SafeToTalk Aims to Decrease Teen Dating Violence
A tip was submitted to SafeToTalk, the anonymous school tip line, concerning a high school cheerleader who was being abused by her boyfriend. SafeToTalk wishes to help decrease teen dating violence through communication.
By: SafeToTalk Foundation
Feb. 27, 2013 - PRLog -- DRAPER, Utah -- As the end of February approaches, the anonymous school tip line, SafeToTalk, hopes to make a final push towards teen dating violence awareness. February is national ‘Teen Dating Violence Awareness Month,’ which means that now is a great time for parents and schools to talk to teens about safety while dating.
Many teens appear to be happy, but are actually suffering from dating abuse. TheCloseLineProject.org, states that approximately 1 in 5 female high school students have been physically and/or sexually abused by a dating partner, and over 20% of all homicides against females ages 16-19 were committed by an intimate partner.
SafeToTalk is currently being utilized in over 1300 schools across the country. It receives hundreds of tips from students and parents each day regarding safety issues, including teen dating violence.
Recently, a tip was submitted concerning a high school cheerleader who was seen in the locker room with bruises all over her back. The school responded to the tip immediately and learned that the girl was in an abusive relationship. Her boyfriend had been beating her when she refused to consent to his sexual requests. The school was able to help relieve the teen of the abusive relationship and assist in her rehabilitation. Many administrators throughout the nation are relying on school tip lines to help with situations just like this.
“We receive a handful of tips each week,” said Sydney Hackford, Assistant Principal, Lone Peak High School, Highland, UT. “I’m convinced that some of the tips we’ve received have saved lives. Not all of the tips are life and death situations, but they definitely help make our school safer.”
Although SafeToTalk works hard to encourage students to report safety tips, parents need to be actively involved in their teen’s relationships. The Empower Program’s teen abuse guide reports that over 54 percent of parents have not talked to their teens about dating abuse. In order to protect teens, parents need to communicate with them about how to stay safe while dating, and how to get help for abuse.
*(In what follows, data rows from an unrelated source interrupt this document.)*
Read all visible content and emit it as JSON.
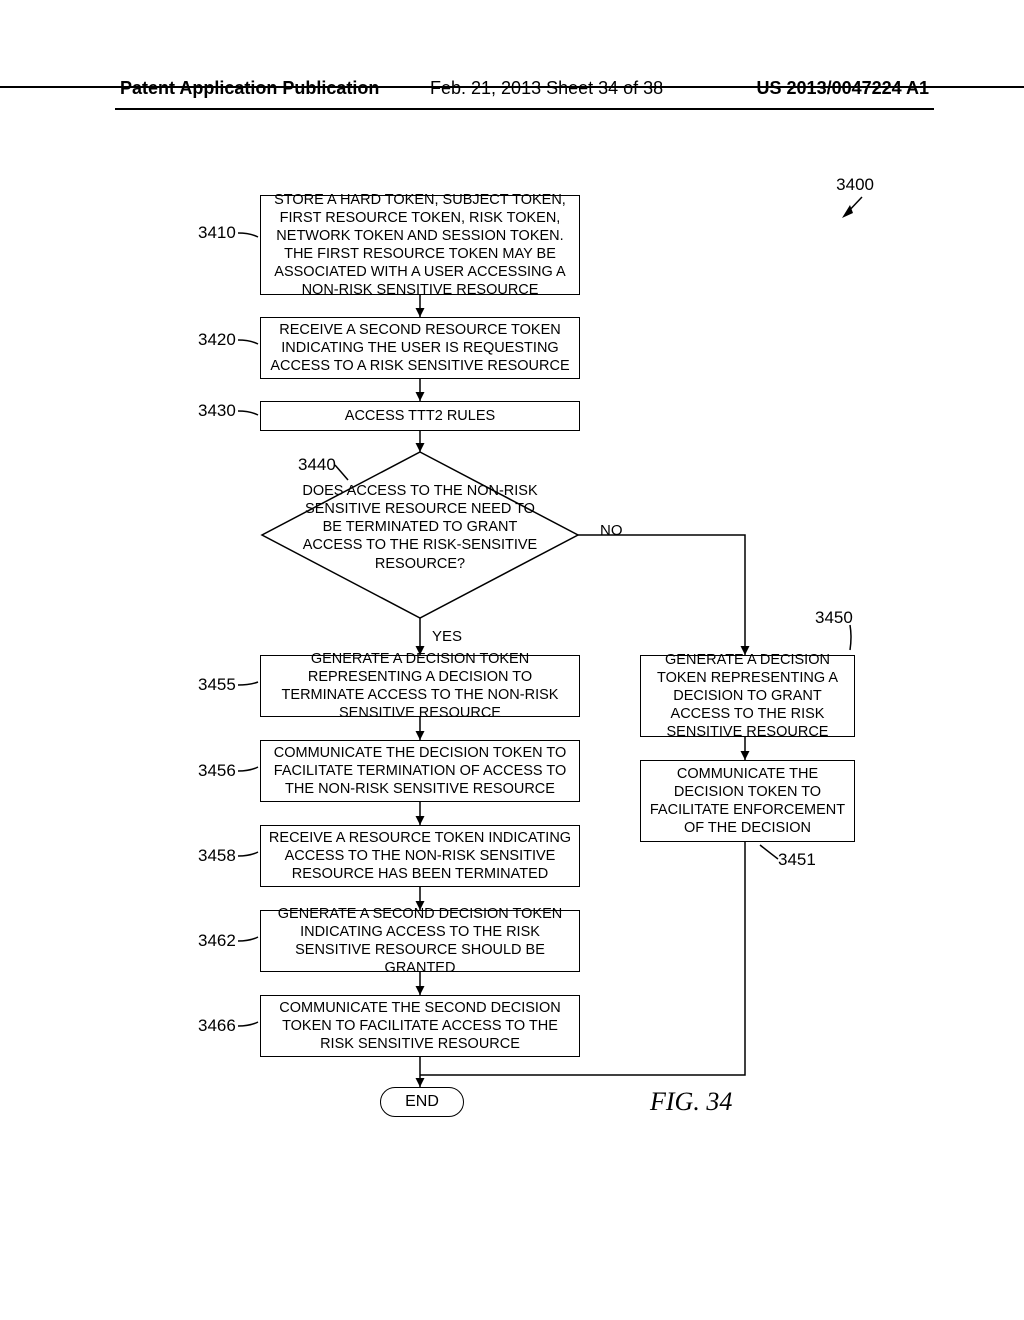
{
  "header": {
    "left": "Patent Application Publication",
    "mid": "Feb. 21, 2013  Sheet 34 of 38",
    "right": "US 2013/0047224 A1"
  },
  "refs": {
    "fig_ref": "3400",
    "b3410": "3410",
    "b3420": "3420",
    "b3430": "3430",
    "b3440": "3440",
    "b3450": "3450",
    "b3451": "3451",
    "b3455": "3455",
    "b3456": "3456",
    "b3458": "3458",
    "b3462": "3462",
    "b3466": "3466"
  },
  "edges": {
    "yes": "YES",
    "no": "NO"
  },
  "boxes": {
    "b3410": "STORE A HARD TOKEN, SUBJECT TOKEN, FIRST RESOURCE TOKEN, RISK TOKEN, NETWORK TOKEN AND SESSION TOKEN. THE FIRST RESOURCE TOKEN MAY BE ASSOCIATED WITH A USER ACCESSING A NON-RISK SENSITIVE RESOURCE",
    "b3420": "RECEIVE A SECOND RESOURCE TOKEN INDICATING THE USER IS REQUESTING ACCESS TO A RISK SENSITIVE RESOURCE",
    "b3430": "ACCESS TTT2 RULES",
    "b3440": "DOES ACCESS TO THE NON-RISK SENSITIVE RESOURCE NEED TO BE TERMINATED TO GRANT ACCESS TO THE RISK-SENSITIVE RESOURCE?",
    "b3450": "GENERATE A DECISION TOKEN REPRESENTING A DECISION TO GRANT ACCESS TO THE RISK SENSITIVE RESOURCE",
    "b3451": "COMMUNICATE THE DECISION TOKEN TO FACILITATE ENFORCEMENT OF THE DECISION",
    "b3455": "GENERATE A DECISION TOKEN REPRESENTING A DECISION TO TERMINATE ACCESS TO THE NON-RISK SENSITIVE RESOURCE",
    "b3456": "COMMUNICATE THE DECISION TOKEN TO FACILITATE TERMINATION OF ACCESS TO THE NON-RISK SENSITIVE RESOURCE",
    "b3458": "RECEIVE A RESOURCE TOKEN INDICATING ACCESS TO THE NON-RISK SENSITIVE RESOURCE HAS BEEN TERMINATED",
    "b3462": "GENERATE A SECOND DECISION TOKEN INDICATING ACCESS TO THE RISK SENSITIVE RESOURCE SHOULD BE GRANTED",
    "b3466": "COMMUNICATE THE SECOND DECISION TOKEN TO FACILITATE ACCESS TO THE RISK SENSITIVE RESOURCE",
    "end": "END"
  },
  "figure_caption": "FIG. 34"
}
SafeToTalk helps break the silence barrier between students and school faculty throughout the nation. The anonymous tip line allows students to report incidents of school violence, bullying, drugs, weapons, and other safety concerns via text or web submission. Kids become the eyes and ears of school administration, protecting themselves and their friends from unsafe situations.